Everyday. I'm not stupid, and I knew what I was getting into. Because of my background, I knew I was going to get judged very harshly, and I am. And that's fine. I'm not happy with my restaurant yet. I'm not happy with the food yet. Some people are really enjoying it, and some people hate it. And at the end of the day, I started this restaurant not because I thought tacos are the crown jewel of Mexican cuisine. It's actually the opposite. I think that I'm trying to approach this cuisine with a lot of respect and humility, and I'm starting at the bottom. But I want this to be considered a great taqueria. I want our tacos and our ceviche to be deemed as great by everyone who walks in the door. I know that's an impossible goal, but it's still my goal.

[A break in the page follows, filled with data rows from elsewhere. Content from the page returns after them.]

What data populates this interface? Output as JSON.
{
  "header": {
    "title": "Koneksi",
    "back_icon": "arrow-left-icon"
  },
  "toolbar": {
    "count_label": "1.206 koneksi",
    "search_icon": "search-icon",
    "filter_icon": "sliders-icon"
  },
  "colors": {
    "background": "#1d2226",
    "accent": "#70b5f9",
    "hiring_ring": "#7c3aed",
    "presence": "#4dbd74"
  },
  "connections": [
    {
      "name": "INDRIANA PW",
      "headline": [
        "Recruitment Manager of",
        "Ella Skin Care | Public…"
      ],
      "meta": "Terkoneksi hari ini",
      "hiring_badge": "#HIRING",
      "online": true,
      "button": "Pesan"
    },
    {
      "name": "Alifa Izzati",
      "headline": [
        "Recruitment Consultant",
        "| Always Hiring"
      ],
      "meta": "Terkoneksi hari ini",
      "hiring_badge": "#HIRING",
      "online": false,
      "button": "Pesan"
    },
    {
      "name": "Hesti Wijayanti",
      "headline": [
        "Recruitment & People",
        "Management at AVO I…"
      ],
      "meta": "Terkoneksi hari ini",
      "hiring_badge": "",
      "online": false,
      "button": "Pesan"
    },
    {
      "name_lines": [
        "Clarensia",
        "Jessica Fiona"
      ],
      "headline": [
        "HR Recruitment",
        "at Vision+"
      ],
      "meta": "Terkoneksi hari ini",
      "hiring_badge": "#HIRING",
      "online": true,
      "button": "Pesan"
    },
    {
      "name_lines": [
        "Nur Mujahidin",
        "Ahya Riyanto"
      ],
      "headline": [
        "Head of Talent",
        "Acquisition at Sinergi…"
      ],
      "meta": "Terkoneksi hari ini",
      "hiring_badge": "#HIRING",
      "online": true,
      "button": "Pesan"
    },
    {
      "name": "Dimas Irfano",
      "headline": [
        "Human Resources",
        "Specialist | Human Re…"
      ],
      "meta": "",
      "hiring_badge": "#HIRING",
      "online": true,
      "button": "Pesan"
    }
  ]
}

Can you point to one specific challenge you've faced?
There are sociological issues when you start cooking a cuisine like this that I guess I was kind of aware of, but never really thought of. One being that you almost have to price things apologetically, and I have a major problem with it. Like when people come in here and tell me it's pricey, that really bothers me. We're using great ingredients and artisanal masa that's made here in New York, but it seems like once you put something on a tortilla it becomes worthless, and that really pisses me off.

Well, let's get to the tacos. What's your favorite kind on the menu?
The beer-braised tongue tacos with arbol chile salsa and potatoes are probably my favorite. Why? Because they taste awesome.

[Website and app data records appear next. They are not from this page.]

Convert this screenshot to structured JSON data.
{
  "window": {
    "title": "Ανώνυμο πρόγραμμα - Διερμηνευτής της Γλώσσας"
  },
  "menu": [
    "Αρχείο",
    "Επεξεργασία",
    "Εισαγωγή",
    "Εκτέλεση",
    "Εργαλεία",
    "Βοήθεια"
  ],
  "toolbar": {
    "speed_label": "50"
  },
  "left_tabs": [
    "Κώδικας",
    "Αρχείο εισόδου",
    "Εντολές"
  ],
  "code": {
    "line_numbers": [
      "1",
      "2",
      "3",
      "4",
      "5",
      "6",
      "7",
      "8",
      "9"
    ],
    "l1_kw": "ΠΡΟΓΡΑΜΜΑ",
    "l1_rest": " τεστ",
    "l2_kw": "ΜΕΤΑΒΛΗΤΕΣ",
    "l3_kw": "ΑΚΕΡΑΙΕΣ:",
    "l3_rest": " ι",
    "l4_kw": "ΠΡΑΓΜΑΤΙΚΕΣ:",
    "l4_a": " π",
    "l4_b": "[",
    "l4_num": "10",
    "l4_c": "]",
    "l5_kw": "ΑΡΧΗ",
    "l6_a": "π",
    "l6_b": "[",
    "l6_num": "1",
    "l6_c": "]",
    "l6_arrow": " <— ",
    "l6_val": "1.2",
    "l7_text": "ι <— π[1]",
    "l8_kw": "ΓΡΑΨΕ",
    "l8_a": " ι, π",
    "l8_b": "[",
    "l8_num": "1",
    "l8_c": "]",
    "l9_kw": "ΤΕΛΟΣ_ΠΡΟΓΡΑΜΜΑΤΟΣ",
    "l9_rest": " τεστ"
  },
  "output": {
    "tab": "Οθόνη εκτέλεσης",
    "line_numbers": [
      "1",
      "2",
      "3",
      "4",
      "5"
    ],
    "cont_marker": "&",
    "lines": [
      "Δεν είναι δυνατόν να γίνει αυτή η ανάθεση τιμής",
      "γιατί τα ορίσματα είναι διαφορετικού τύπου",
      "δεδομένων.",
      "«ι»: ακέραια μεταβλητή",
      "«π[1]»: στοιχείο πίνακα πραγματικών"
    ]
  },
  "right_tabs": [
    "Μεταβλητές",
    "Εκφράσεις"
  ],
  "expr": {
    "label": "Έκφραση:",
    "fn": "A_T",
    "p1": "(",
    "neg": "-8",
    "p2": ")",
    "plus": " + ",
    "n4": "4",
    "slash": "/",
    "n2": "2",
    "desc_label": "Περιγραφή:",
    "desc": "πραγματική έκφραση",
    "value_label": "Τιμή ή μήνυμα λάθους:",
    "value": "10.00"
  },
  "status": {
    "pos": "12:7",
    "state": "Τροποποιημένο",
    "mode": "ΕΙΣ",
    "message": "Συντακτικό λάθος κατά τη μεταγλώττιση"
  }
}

Besides Empellón, of course, what's your favorite Mexican restaurant in New York?
Hecho en Dumbo. All of their work is spot on. It's a really small and efficient kitchen, and the amount and quality of food they put out is pretty fascinating. The diversity in their menu is also commendable.

Switching gears a bit, what's something most people would be surprised to know about you?
I'm an animal lover, and we have a cat named Lee, and we love our cat so much that we actually had a painting commissioned of him, and it's in our dining room. It's just a painting of a black cat, and nobody knows it's ours.

Empellón, 230 West 4th Street (212-367-0999 or

If you're not in NYC, whip up Stupak's carnitas at home.

Chef Stupak's Carnitas Recipe:

"We define carnitas as pork that has been cooked in lard first at a low temperature and then a higher temperature to crisp it up," he says. "We render our own lard at Empellón because we think it has a deeper roasted flavor. Carnitas are best enjoyed with some cilantro, onion, salsa, tortillas and plenty of cold beer."

¼ cup kosher salt
¼ cup sugar
1 tsp Mexican oregano
6 garlic cloves
2 lbs pork shoulder or ribs
2 lbs lard

Combine salt, sugar, Mexican oregano and garlic cloves in a food processor. Process the mixture to a paste and rub it all over pork. Cure the pork in a refrigerator for 6 hours. Rinse pork and pat it dry with paper towels. Gently warm lard in a Dutch oven, then add pork and warm. Immediately take pork from Dutch oven and put in a 200-degree oven for 2 hours. Remove the pork and put it back in the Dutch oven on a burner at high heat. Fry the pork in the fat until golden brown. Remove the pork from the lard and drain on a plate lined with paper towels. Season the pork with salt and sprinkle with fresh lime juice.